Your assignment »
Copy out every line of the material below, character for character, apart from the pictures.

---*---

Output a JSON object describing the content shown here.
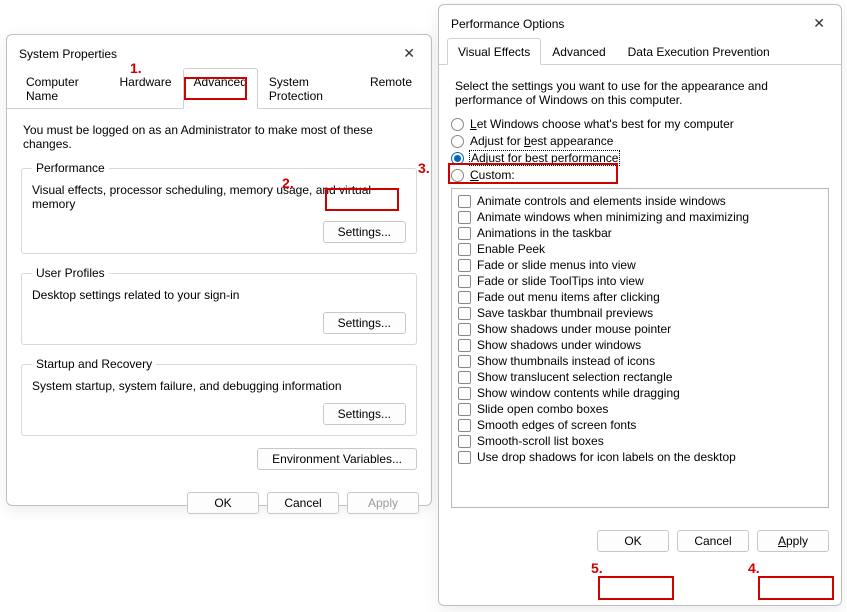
{
  "sysprop": {
    "title": "System Properties",
    "tabs": [
      "Computer Name",
      "Hardware",
      "Advanced",
      "System Protection",
      "Remote"
    ],
    "active_tab": 2,
    "instruction": "You must be logged on as an Administrator to make most of these changes.",
    "perf": {
      "legend": "Performance",
      "desc": "Visual effects, processor scheduling, memory usage, and virtual memory",
      "settings_btn": "Settings..."
    },
    "userprof": {
      "legend": "User Profiles",
      "desc": "Desktop settings related to your sign-in",
      "settings_btn": "Settings..."
    },
    "startup": {
      "legend": "Startup and Recovery",
      "desc": "System startup, system failure, and debugging information",
      "settings_btn": "Settings..."
    },
    "envvars_btn": "Environment Variables...",
    "ok": "OK",
    "cancel": "Cancel",
    "apply": "Apply"
  },
  "perfopt": {
    "title": "Performance Options",
    "tabs": [
      "Visual Effects",
      "Advanced",
      "Data Execution Prevention"
    ],
    "active_tab": 0,
    "instruction": "Select the settings you want to use for the appearance and performance of Windows on this computer.",
    "radios": {
      "let_windows_pre": "",
      "let_windows_u": "L",
      "let_windows_post": "et Windows choose what's best for my computer",
      "best_app_pre": "Adjust for ",
      "best_app_u": "b",
      "best_app_post": "est appearance",
      "best_perf_pre": "Adjust for best ",
      "best_perf_u": "p",
      "best_perf_post": "erformance",
      "custom_u": "C",
      "custom_post": "ustom:"
    },
    "selected_radio": 2,
    "checks": [
      "Animate controls and elements inside windows",
      "Animate windows when minimizing and maximizing",
      "Animations in the taskbar",
      "Enable Peek",
      "Fade or slide menus into view",
      "Fade or slide ToolTips into view",
      "Fade out menu items after clicking",
      "Save taskbar thumbnail previews",
      "Show shadows under mouse pointer",
      "Show shadows under windows",
      "Show thumbnails instead of icons",
      "Show translucent selection rectangle",
      "Show window contents while dragging",
      "Slide open combo boxes",
      "Smooth edges of screen fonts",
      "Smooth-scroll list boxes",
      "Use drop shadows for icon labels on the desktop"
    ],
    "ok": "OK",
    "cancel": "Cancel",
    "apply_u": "A",
    "apply_post": "pply"
  },
  "annotations": {
    "n1": "1.",
    "n2": "2.",
    "n3": "3.",
    "n4": "4.",
    "n5": "5."
  }
}
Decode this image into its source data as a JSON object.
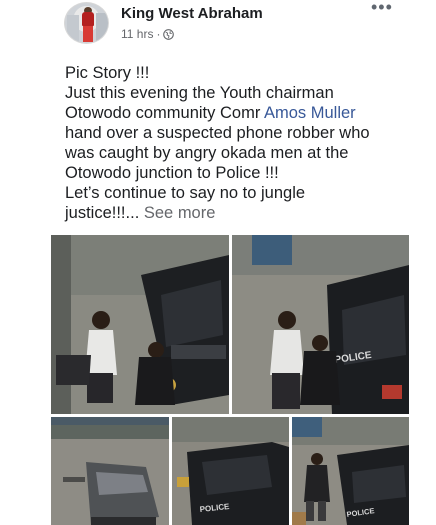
{
  "post": {
    "author": "King West Abraham",
    "time": "11 hrs",
    "separator": "·",
    "more_glyph": "•••",
    "text_lines": [
      "Pic Story !!!",
      "Just this evening the Youth chairman",
      "Otowodo community Comr ",
      "hand over a suspected phone robber who",
      "was caught by angry okada men at the",
      "Otowodo junction to Police !!!",
      "Let’s continue to say no to jungle",
      "justice!!!..."
    ],
    "mention": "Amos Muller",
    "see_more": "See more",
    "vehicle_label": "POLICE",
    "icons": {
      "privacy": "globe-icon",
      "menu": "more-options-icon"
    },
    "colors": {
      "link": "#385898",
      "meta": "#65676b",
      "text": "#1c1e21"
    }
  }
}
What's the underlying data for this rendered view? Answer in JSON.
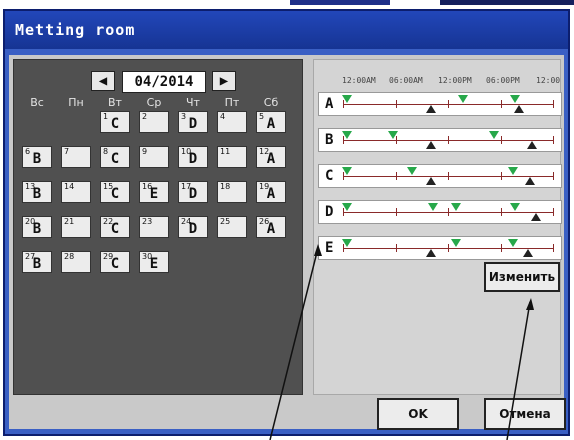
{
  "window": {
    "title": "Metting room"
  },
  "calendar": {
    "month": "04/2014",
    "prev_icon": "left-arrow",
    "next_icon": "right-arrow",
    "weekdays": [
      "Вс",
      "Пн",
      "Вт",
      "Ср",
      "Чт",
      "Пт",
      "Сб"
    ],
    "days": [
      {
        "day": "1",
        "pattern": "C"
      },
      {
        "day": "2",
        "pattern": ""
      },
      {
        "day": "3",
        "pattern": "D"
      },
      {
        "day": "4",
        "pattern": ""
      },
      {
        "day": "5",
        "pattern": "A"
      },
      {
        "day": "6",
        "pattern": "B"
      },
      {
        "day": "7",
        "pattern": ""
      },
      {
        "day": "8",
        "pattern": "C"
      },
      {
        "day": "9",
        "pattern": ""
      },
      {
        "day": "10",
        "pattern": "D"
      },
      {
        "day": "11",
        "pattern": ""
      },
      {
        "day": "12",
        "pattern": "A"
      },
      {
        "day": "13",
        "pattern": "B"
      },
      {
        "day": "14",
        "pattern": ""
      },
      {
        "day": "15",
        "pattern": "C"
      },
      {
        "day": "16",
        "pattern": "E"
      },
      {
        "day": "17",
        "pattern": "D"
      },
      {
        "day": "18",
        "pattern": ""
      },
      {
        "day": "19",
        "pattern": "A"
      },
      {
        "day": "20",
        "pattern": "B"
      },
      {
        "day": "21",
        "pattern": ""
      },
      {
        "day": "22",
        "pattern": "C"
      },
      {
        "day": "23",
        "pattern": ""
      },
      {
        "day": "24",
        "pattern": "D"
      },
      {
        "day": "25",
        "pattern": ""
      },
      {
        "day": "26",
        "pattern": "A"
      },
      {
        "day": "27",
        "pattern": "B"
      },
      {
        "day": "28",
        "pattern": ""
      },
      {
        "day": "29",
        "pattern": "C"
      },
      {
        "day": "30",
        "pattern": "E"
      }
    ]
  },
  "schedule": {
    "time_labels": [
      "12:00AM",
      "06:00AM",
      "12:00PM",
      "06:00PM",
      "12:00"
    ],
    "patterns": [
      {
        "name": "A",
        "on": [
          0.02,
          0.57,
          0.82
        ],
        "off": [
          0.42,
          0.84
        ]
      },
      {
        "name": "B",
        "on": [
          0.02,
          0.24,
          0.72
        ],
        "off": [
          0.42,
          0.9
        ]
      },
      {
        "name": "C",
        "on": [
          0.02,
          0.33,
          0.81
        ],
        "off": [
          0.42,
          0.89
        ]
      },
      {
        "name": "D",
        "on": [
          0.02,
          0.43,
          0.54,
          0.82
        ],
        "off": [
          0.92
        ]
      },
      {
        "name": "E",
        "on": [
          0.02,
          0.54,
          0.81
        ],
        "off": [
          0.42,
          0.88
        ]
      }
    ]
  },
  "buttons": {
    "edit": "Изменить",
    "ok": "OK",
    "cancel": "Отмена"
  },
  "colors": {
    "title_bar": "#2247ba",
    "calendar_bg": "#505050",
    "on_marker": "#27a84a",
    "off_marker": "#222222",
    "timeline": "#8a2a2a"
  }
}
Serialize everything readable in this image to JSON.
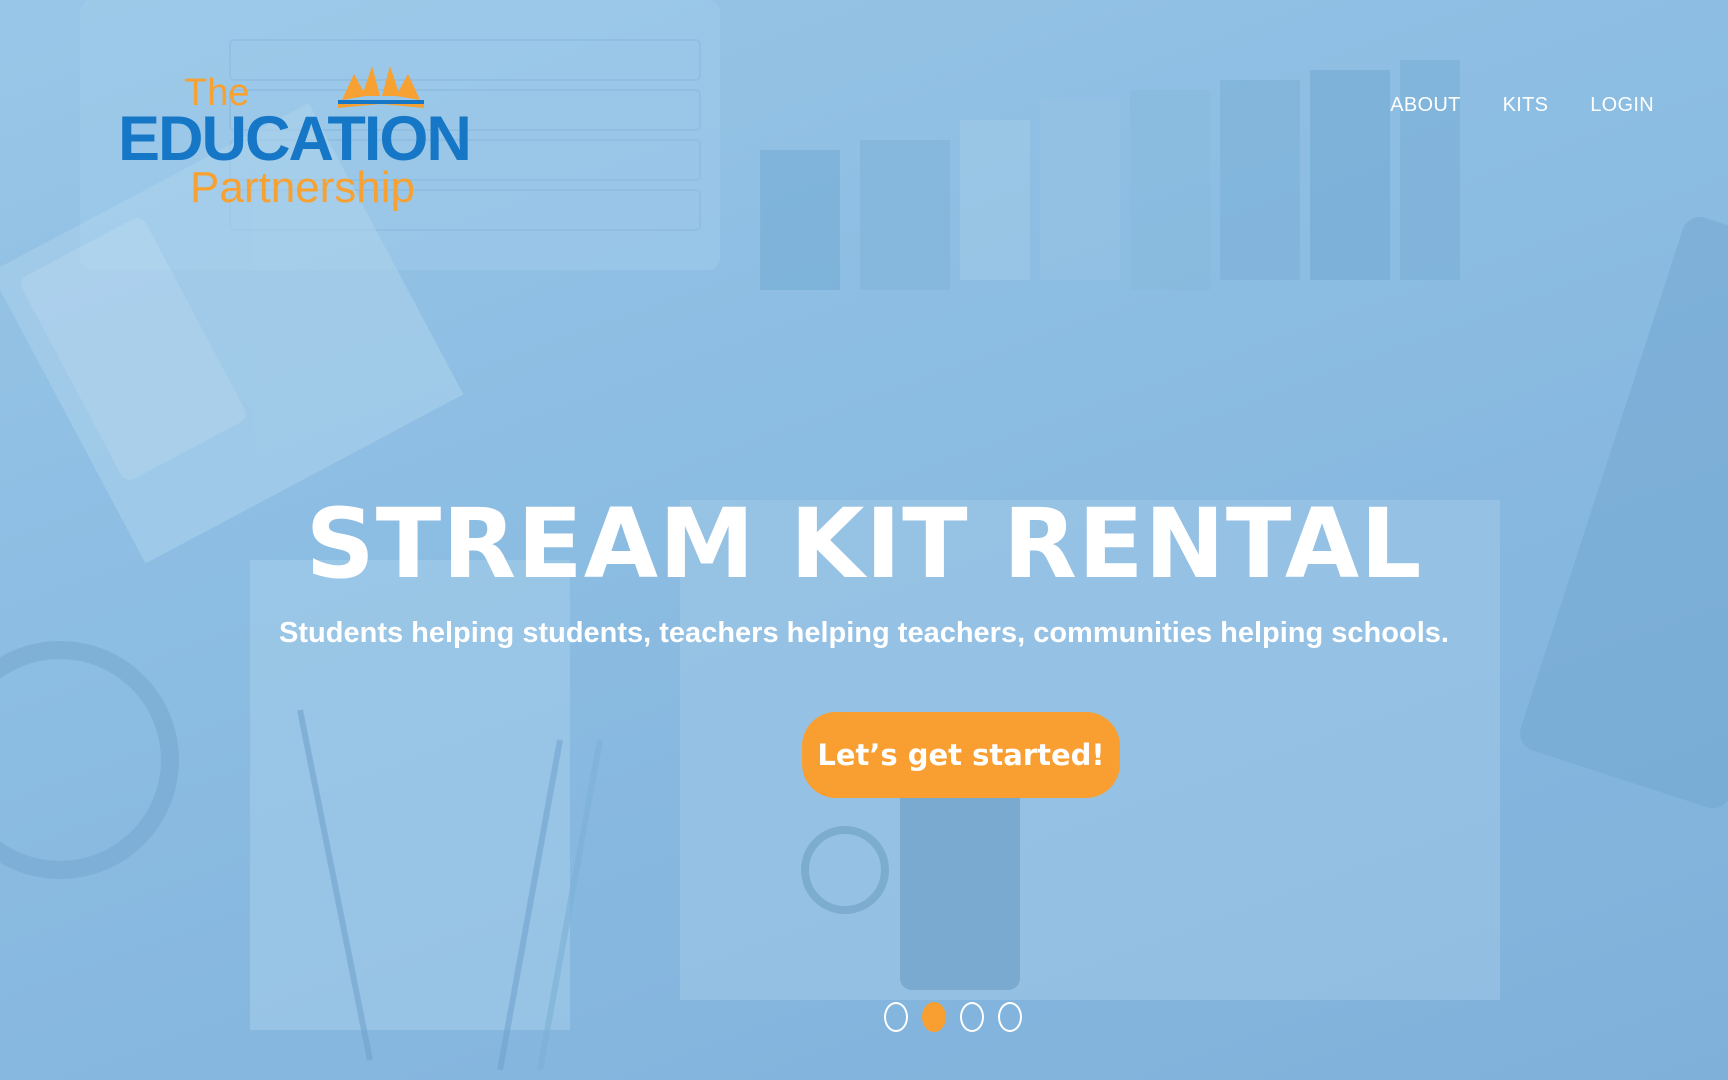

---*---

Exercise solution »
Output a JSON object describing the content shown here.
{
  "sysprop": {
    "title": "System Properties",
    "tabs": [
      "Computer Name",
      "Hardware",
      "Advanced",
      "System Protection",
      "Remote"
    ],
    "active_tab": 2,
    "instruction": "You must be logged on as an Administrator to make most of these changes.",
    "perf": {
      "legend": "Performance",
      "desc": "Visual effects, processor scheduling, memory usage, and virtual memory",
      "settings_btn": "Settings..."
    },
    "userprof": {
      "legend": "User Profiles",
      "desc": "Desktop settings related to your sign-in",
      "settings_btn": "Settings..."
    },
    "startup": {
      "legend": "Startup and Recovery",
      "desc": "System startup, system failure, and debugging information",
      "settings_btn": "Settings..."
    },
    "envvars_btn": "Environment Variables...",
    "ok": "OK",
    "cancel": "Cancel",
    "apply": "Apply"
  },
  "perfopt": {
    "title": "Performance Options",
    "tabs": [
      "Visual Effects",
      "Advanced",
      "Data Execution Prevention"
    ],
    "active_tab": 0,
    "instruction": "Select the settings you want to use for the appearance and performance of Windows on this computer.",
    "radios": {
      "let_windows_pre": "",
      "let_windows_u": "L",
      "let_windows_post": "et Windows choose what's best for my computer",
      "best_app_pre": "Adjust for ",
      "best_app_u": "b",
      "best_app_post": "est appearance",
      "best_perf_pre": "Adjust for best ",
      "best_perf_u": "p",
      "best_perf_post": "erformance",
      "custom_u": "C",
      "custom_post": "ustom:"
    },
    "selected_radio": 2,
    "checks": [
      "Animate controls and elements inside windows",
      "Animate windows when minimizing and maximizing",
      "Animations in the taskbar",
      "Enable Peek",
      "Fade or slide menus into view",
      "Fade or slide ToolTips into view",
      "Fade out menu items after clicking",
      "Save taskbar thumbnail previews",
      "Show shadows under mouse pointer",
      "Show shadows under windows",
      "Show thumbnails instead of icons",
      "Show translucent selection rectangle",
      "Show window contents while dragging",
      "Slide open combo boxes",
      "Smooth edges of screen fonts",
      "Smooth-scroll list boxes",
      "Use drop shadows for icon labels on the desktop"
    ],
    "ok": "OK",
    "cancel": "Cancel",
    "apply_u": "A",
    "apply_post": "pply"
  },
  "annotations": {
    "n1": "1.",
    "n2": "2.",
    "n3": "3.",
    "n4": "4.",
    "n5": "5."
  }
}
Decode this image into its source data as a JSON object.
{
  "post": {
    "author": "King West Abraham",
    "time": "11 hrs",
    "separator": "·",
    "more_glyph": "•••",
    "text_lines": [
      "Pic Story !!!",
      "Just this evening the Youth chairman",
      "Otowodo community Comr ",
      "hand over a suspected phone robber who",
      "was caught by angry okada men at the",
      "Otowodo junction to Police !!!",
      "Let’s continue to say no to jungle",
      "justice!!!..."
    ],
    "mention": "Amos Muller",
    "see_more": "See more",
    "vehicle_label": "POLICE",
    "icons": {
      "privacy": "globe-icon",
      "menu": "more-options-icon"
    },
    "colors": {
      "link": "#385898",
      "meta": "#65676b",
      "text": "#1c1e21"
    }
  }
}
What's the underlying data for this rendered view? Answer in JSON.
{
  "window": {
    "title": "Metting room"
  },
  "calendar": {
    "month": "04/2014",
    "prev_icon": "left-arrow",
    "next_icon": "right-arrow",
    "weekdays": [
      "Вс",
      "Пн",
      "Вт",
      "Ср",
      "Чт",
      "Пт",
      "Сб"
    ],
    "days": [
      {
        "day": "1",
        "pattern": "C"
      },
      {
        "day": "2",
        "pattern": ""
      },
      {
        "day": "3",
        "pattern": "D"
      },
      {
        "day": "4",
        "pattern": ""
      },
      {
        "day": "5",
        "pattern": "A"
      },
      {
        "day": "6",
        "pattern": "B"
      },
      {
        "day": "7",
        "pattern": ""
      },
      {
        "day": "8",
        "pattern": "C"
      },
      {
        "day": "9",
        "pattern": ""
      },
      {
        "day": "10",
        "pattern": "D"
      },
      {
        "day": "11",
        "pattern": ""
      },
      {
        "day": "12",
        "pattern": "A"
      },
      {
        "day": "13",
        "pattern": "B"
      },
      {
        "day": "14",
        "pattern": ""
      },
      {
        "day": "15",
        "pattern": "C"
      },
      {
        "day": "16",
        "pattern": "E"
      },
      {
        "day": "17",
        "pattern": "D"
      },
      {
        "day": "18",
        "pattern": ""
      },
      {
        "day": "19",
        "pattern": "A"
      },
      {
        "day": "20",
        "pattern": "B"
      },
      {
        "day": "21",
        "pattern": ""
      },
      {
        "day": "22",
        "pattern": "C"
      },
      {
        "day": "23",
        "pattern": ""
      },
      {
        "day": "24",
        "pattern": "D"
      },
      {
        "day": "25",
        "pattern": ""
      },
      {
        "day": "26",
        "pattern": "A"
      },
      {
        "day": "27",
        "pattern": "B"
      },
      {
        "day": "28",
        "pattern": ""
      },
      {
        "day": "29",
        "pattern": "C"
      },
      {
        "day": "30",
        "pattern": "E"
      }
    ]
  },
  "schedule": {
    "time_labels": [
      "12:00AM",
      "06:00AM",
      "12:00PM",
      "06:00PM",
      "12:00"
    ],
    "patterns": [
      {
        "name": "A",
        "on": [
          0.02,
          0.57,
          0.82
        ],
        "off": [
          0.42,
          0.84
        ]
      },
      {
        "name": "B",
        "on": [
          0.02,
          0.24,
          0.72
        ],
        "off": [
          0.42,
          0.9
        ]
      },
      {
        "name": "C",
        "on": [
          0.02,
          0.33,
          0.81
        ],
        "off": [
          0.42,
          0.89
        ]
      },
      {
        "name": "D",
        "on": [
          0.02,
          0.43,
          0.54,
          0.82
        ],
        "off": [
          0.92
        ]
      },
      {
        "name": "E",
        "on": [
          0.02,
          0.54,
          0.81
        ],
        "off": [
          0.42,
          0.88
        ]
      }
    ]
  },
  "buttons": {
    "edit": "Изменить",
    "ok": "OK",
    "cancel": "Отмена"
  },
  "colors": {
    "title_bar": "#2247ba",
    "calendar_bg": "#505050",
    "on_marker": "#27a84a",
    "off_marker": "#222222",
    "timeline": "#8a2a2a"
  }
}
Serialize everything readable in this image to JSON.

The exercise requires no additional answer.